Early settlers in the Southern Appalachians made most of what they needed from the forests around them. Trees were plentiful around a 19th century homestead, but nothing was wasted.
Wood that wasn't good for timber-framing could be used for fences, furniture, carts and sledges. Smaller pieces made roof shingles and treenware, and anything left over was fuel for the fireplace. They even made their own music, with instruments they crafted themselves.
When a cherry tree fell on my land a few years ago, I hated to see it waste away. It became the Founding Tree for Appalachian Tree Works. Using walnut, maple, cherry and other hardwoods native to the Blue Ridge (my corner of the Appalachians), I craft variations on traditional forms -- wooden spoons, dough bowls and trays, as well as musical instruments. Fallen trees are sliced into logs with a chainsaw, split with a maul and wedge, and carved into treenware with any available tool from a bandsaw to a hand scraper.

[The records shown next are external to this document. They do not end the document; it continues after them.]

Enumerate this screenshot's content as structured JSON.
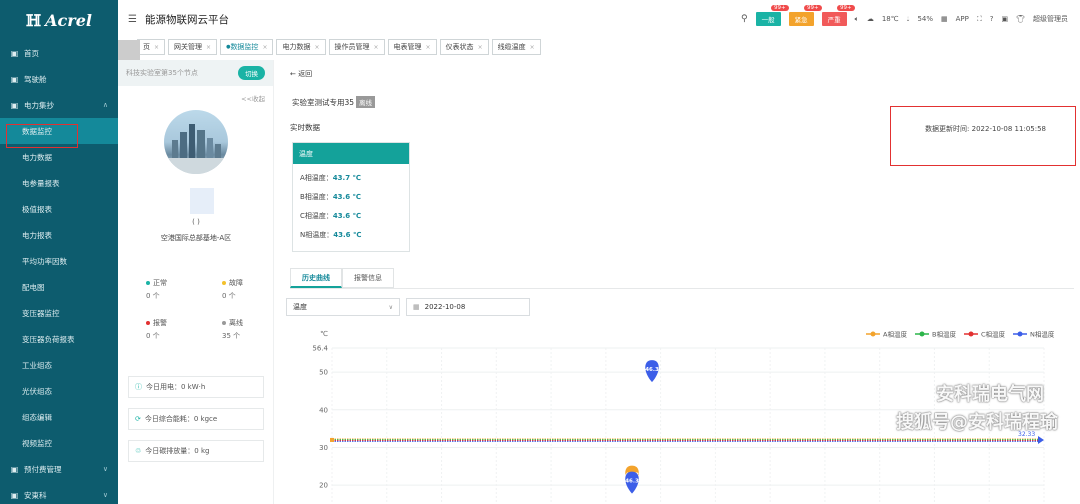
{
  "app": {
    "logo": "Acrel",
    "title": "能源物联网云平台"
  },
  "header": {
    "badges": [
      {
        "label": "一般",
        "count": "99+",
        "color": "#1ab3a5"
      },
      {
        "label": "紧急",
        "count": "99+",
        "color": "#f3a32c"
      },
      {
        "label": "严重",
        "count": "99+",
        "color": "#f15a5a"
      }
    ],
    "temperature": "18℃",
    "humidity": "54%",
    "app_label": "APP",
    "user": "超级管理员"
  },
  "sidebar": {
    "items": [
      {
        "label": "首页",
        "icon": "home-icon"
      },
      {
        "label": "驾驶舱",
        "icon": "cockpit-icon"
      },
      {
        "label": "电力集抄",
        "icon": "power-icon",
        "expanded": true
      },
      {
        "label": "数据监控",
        "active": true
      },
      {
        "label": "电力数据"
      },
      {
        "label": "电参量报表"
      },
      {
        "label": "极值报表"
      },
      {
        "label": "电力报表"
      },
      {
        "label": "平均功率因数"
      },
      {
        "label": "配电图"
      },
      {
        "label": "变压器监控"
      },
      {
        "label": "变压器负荷报表"
      },
      {
        "label": "工业组态"
      },
      {
        "label": "光伏组态"
      },
      {
        "label": "组态编辑"
      },
      {
        "label": "视频监控"
      },
      {
        "label": "预付费管理",
        "icon": "prepay-icon"
      },
      {
        "label": "安東科",
        "icon": "misc-icon"
      }
    ]
  },
  "tabs": [
    {
      "label": "页"
    },
    {
      "label": "网关管理"
    },
    {
      "label": "数据监控",
      "active": true
    },
    {
      "label": "电力数据"
    },
    {
      "label": "操作员管理"
    },
    {
      "label": "电表管理"
    },
    {
      "label": "仪表状态"
    },
    {
      "label": "线缆温度"
    }
  ],
  "left_panel": {
    "site_hint": "科技实验室第35个节点",
    "switch_label": "切换",
    "collapse_label": "<<收起",
    "paren": "( )",
    "station_name": "空港国际总部基地-A区",
    "stats": [
      {
        "label": "正常",
        "value": "0 个",
        "color": "#1ab3a5"
      },
      {
        "label": "故障",
        "value": "0 个",
        "color": "#f3c12c"
      },
      {
        "label": "报警",
        "value": "0 个",
        "color": "#e23131"
      },
      {
        "label": "离线",
        "value": "35 个",
        "color": "#999999"
      }
    ],
    "energy": [
      {
        "label": "今日用电：0 kW·h"
      },
      {
        "label": "今日综合能耗：0 kgce"
      },
      {
        "label": "今日碳排放量：0 kg"
      }
    ]
  },
  "main": {
    "back_label": "返回",
    "device_name": "实验室测试专用35",
    "offline_tag": "离线",
    "realtime_label": "实时数据",
    "update_time": "数据更新时间: 2022-10-08 11:05:58",
    "temp_card": {
      "header": "温度",
      "rows": [
        {
          "label": "A相温度：",
          "value": "43.7 ℃"
        },
        {
          "label": "B相温度：",
          "value": "43.6 ℃"
        },
        {
          "label": "C相温度：",
          "value": "43.6 ℃"
        },
        {
          "label": "N相温度：",
          "value": "43.6 ℃"
        }
      ]
    },
    "subtabs": [
      {
        "label": "历史曲线",
        "active": true
      },
      {
        "label": "报警信息"
      }
    ],
    "select_value": "温度",
    "date_value": "2022-10-08"
  },
  "chart_data": {
    "type": "line",
    "ylabel": "℃",
    "ylim": [
      15,
      56.4
    ],
    "yticks": [
      "56.4",
      "50",
      "40",
      "30",
      "20"
    ],
    "series": [
      {
        "name": "A相温度",
        "color": "#f3a32c"
      },
      {
        "name": "B相温度",
        "color": "#2cb54a"
      },
      {
        "name": "C相温度",
        "color": "#e23131"
      },
      {
        "name": "N相温度",
        "color": "#3c5ee8"
      }
    ],
    "baseline_value": 32,
    "max_marker": {
      "value": 50,
      "label": "46.3"
    },
    "min_marker": {
      "value": 22,
      "label": "46.3"
    },
    "end_label": "32.33"
  },
  "watermark": {
    "line1": "安科瑞电气网",
    "line2": "搜狐号@安科瑞程瑜"
  }
}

Hand-crafted musical instruments like lutes and dulcimers are as much art as they are instrument. Dulcimers, an instrument born in 19th century Appalachia, can be made in most any shape you desire. Neck ornamentation and specially shaped soundholes can also be added.